Australia’s property market has the right catalysts for a rebound: record low interest rates and inv
Australian interest rates have fallen to a record low of 1.25 per cent
Surprise re-election of business friendly government is a massive boost to the property market
Property analysts point to the results of a land auction on June 8 where 62 per cent of properties were sold as an indicator that the property market was turning around. Single detached houses in inner Sydney, Australia are framed by the Sydney Harbour Bridge. Photo: EPA
Record low interest rates and the re-election of a business friendly government will provide a boost to a slumping Australian property market, according to market observers.
This month the Reserve Bank of Australia embarked on its first rate cut in three years, slashing the cash rate to a historic low of 1.25 per cent. The surprise re-election of the Liberal/National Coalition, which means a retention of the current investor-friendly policy on capital gains tax and negative gearing, is also injecting renewed optimism into the property market.
“There is greater confidence among buyers, particularly investors who were concerned about the impact of the opposition’s policy for the partial removal of negative gearing and reduction in capital gains tax discount,” said Sarah Harding, partner and head of residential for Australia at Knight Frank.
She said that the easing of lending restrictions imposed by the Australian Prudential Regulation Authority, the financial services regulator, and lower interest rates will provide a stimulus to the residential property market, encouraging both buyers and sellers to become more active.
The Labor Party, which was tipped to win the election, had planned to the raise capital-gains tax and reform negative gearing, which would have led to higher rents as it would have eliminated offsets for a property owner’s losses through tax incentives.

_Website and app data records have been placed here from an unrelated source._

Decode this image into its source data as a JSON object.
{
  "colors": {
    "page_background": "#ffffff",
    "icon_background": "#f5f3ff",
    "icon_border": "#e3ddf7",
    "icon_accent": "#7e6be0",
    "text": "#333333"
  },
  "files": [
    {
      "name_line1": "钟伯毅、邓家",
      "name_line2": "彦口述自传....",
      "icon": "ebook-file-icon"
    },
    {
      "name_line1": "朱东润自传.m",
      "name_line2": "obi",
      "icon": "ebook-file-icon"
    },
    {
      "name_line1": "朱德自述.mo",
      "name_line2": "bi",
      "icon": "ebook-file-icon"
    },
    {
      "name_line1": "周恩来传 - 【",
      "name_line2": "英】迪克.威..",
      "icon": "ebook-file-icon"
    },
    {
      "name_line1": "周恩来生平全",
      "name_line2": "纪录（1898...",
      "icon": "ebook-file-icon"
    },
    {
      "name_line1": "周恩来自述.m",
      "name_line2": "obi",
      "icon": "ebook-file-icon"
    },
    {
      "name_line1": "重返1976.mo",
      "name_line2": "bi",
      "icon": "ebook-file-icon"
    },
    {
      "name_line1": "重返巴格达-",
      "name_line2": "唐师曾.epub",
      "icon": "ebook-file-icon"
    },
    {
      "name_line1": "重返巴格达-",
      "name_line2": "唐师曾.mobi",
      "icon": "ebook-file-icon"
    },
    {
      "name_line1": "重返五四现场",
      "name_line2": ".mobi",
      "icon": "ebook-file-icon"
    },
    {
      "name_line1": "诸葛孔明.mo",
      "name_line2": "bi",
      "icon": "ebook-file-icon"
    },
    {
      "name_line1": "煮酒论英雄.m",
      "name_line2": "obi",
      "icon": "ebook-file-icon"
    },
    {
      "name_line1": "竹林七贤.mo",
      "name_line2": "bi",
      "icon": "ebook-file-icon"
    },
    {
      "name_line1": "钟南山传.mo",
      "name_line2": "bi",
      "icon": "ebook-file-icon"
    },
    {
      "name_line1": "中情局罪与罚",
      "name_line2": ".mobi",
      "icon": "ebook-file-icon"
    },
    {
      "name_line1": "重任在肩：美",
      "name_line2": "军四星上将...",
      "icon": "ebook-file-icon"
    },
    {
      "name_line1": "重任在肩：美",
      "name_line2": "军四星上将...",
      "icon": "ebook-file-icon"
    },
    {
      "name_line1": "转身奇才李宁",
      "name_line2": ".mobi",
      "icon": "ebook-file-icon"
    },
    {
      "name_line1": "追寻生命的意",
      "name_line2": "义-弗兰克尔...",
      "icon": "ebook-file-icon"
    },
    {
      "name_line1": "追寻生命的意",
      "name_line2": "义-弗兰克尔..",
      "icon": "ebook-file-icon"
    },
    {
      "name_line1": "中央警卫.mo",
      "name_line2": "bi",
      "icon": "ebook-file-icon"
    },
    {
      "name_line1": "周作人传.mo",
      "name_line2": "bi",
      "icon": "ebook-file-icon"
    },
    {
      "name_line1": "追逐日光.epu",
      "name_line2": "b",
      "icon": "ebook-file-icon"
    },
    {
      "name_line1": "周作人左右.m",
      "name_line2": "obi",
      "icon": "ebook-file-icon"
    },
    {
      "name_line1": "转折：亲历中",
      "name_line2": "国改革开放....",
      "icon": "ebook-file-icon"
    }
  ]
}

The prospect of a Labor Party victory had been partially blamed for the sluggish Australian property market, along with other property cooling measures already in place.

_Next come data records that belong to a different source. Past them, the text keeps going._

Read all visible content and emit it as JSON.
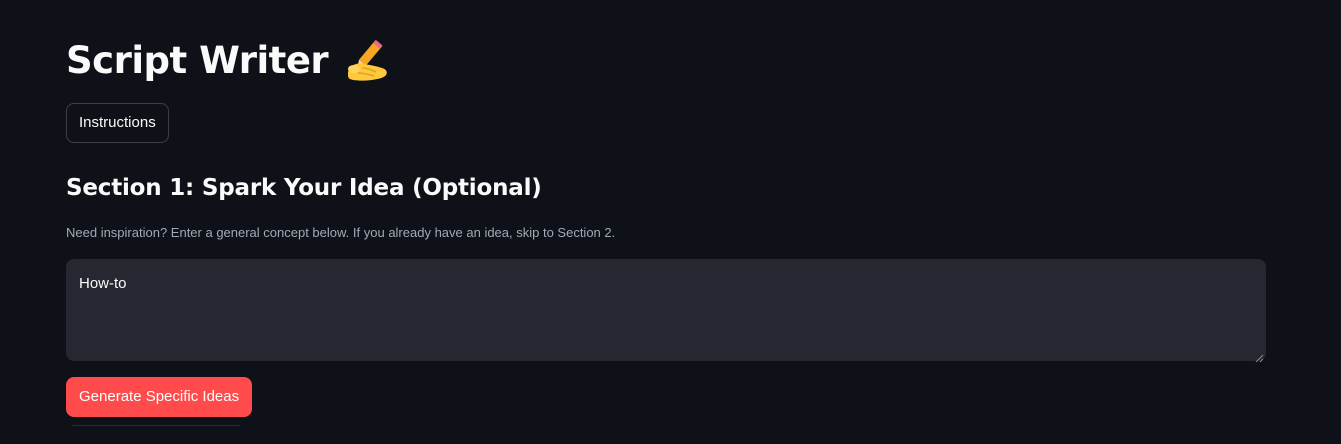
{
  "header": {
    "title": "Script Writer",
    "title_icon": "writing-hand-emoji"
  },
  "instructions_button": {
    "label": "Instructions"
  },
  "section1": {
    "title": "Section 1: Spark Your Idea (Optional)",
    "caption": "Need inspiration? Enter a general concept below. If you already have an idea, skip to Section 2.",
    "concept_input": {
      "value": "How-to"
    },
    "generate_button": {
      "label": "Generate Specific Ideas"
    }
  },
  "colors": {
    "background": "#0e1117",
    "input_background": "#262730",
    "primary_button": "#ff4b4b",
    "text": "#fafafa",
    "caption_text": "#a3a8b8"
  }
}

Michael Clarke, a director at Sydney-based Clarke and Humel, said that although prices in Australia had declined by 14.7 per cent since peaking in 2017 the market was turning around. He pointed to the results of an auction on June 8 where some 62 per cent of properties were sold, a big improvement from lows of around 40 per cent previously.
Average home prices in Australia have fallen by 14.7 per cent since peaking in 2017. Residential housing in Sydney's inner east on July 26, 2018. Photo: EPA
“Unequivocally, the Liberal/National government retaining power is a massive boon for the property market. Indeed, some of the decline in recent property prices was directly attributed to the high chance of an anti-property opposition forming government and bringing in substantial changes to negative gearing and capital gains taxes which are incredibly important to the property market in general,” Clarke said. “This government is definitely more positively aligned with real estate and investors in general.”
With an improving investment environment, analysts also believe that interest from Chinese buyers would continue to pick up.
According to Carrie Law, CEO of property portal Juwai.com, Chinese demand for Australian property had bottomed out in 2017. It picked up last year, rising 54 per cent in the last quarter of 2018, and another 40 per cent in the first quarter of the year.
“The year-on-year gains are not so much a demonstration of the strength of current demand as they are a demonstration of the extreme low levels of demand that prevailed a year ago,” she said, adding that when the overhang of excess inventory is absorbed and lower prices entice buyers back into the market, Chinese buyer sentiment will return.
“Chinese buyers are likely to be interested in investing in the climbing market,” Law said.
Jock Langley, an agent at Abercromby’s Real Estate in Melbourne, said that the country is a great place to invest in.
“The low [Australian] dollar, stable democratic government, and ease of lifestyle and safety and security are the key draw cards as well as [quality] higher education,” he said.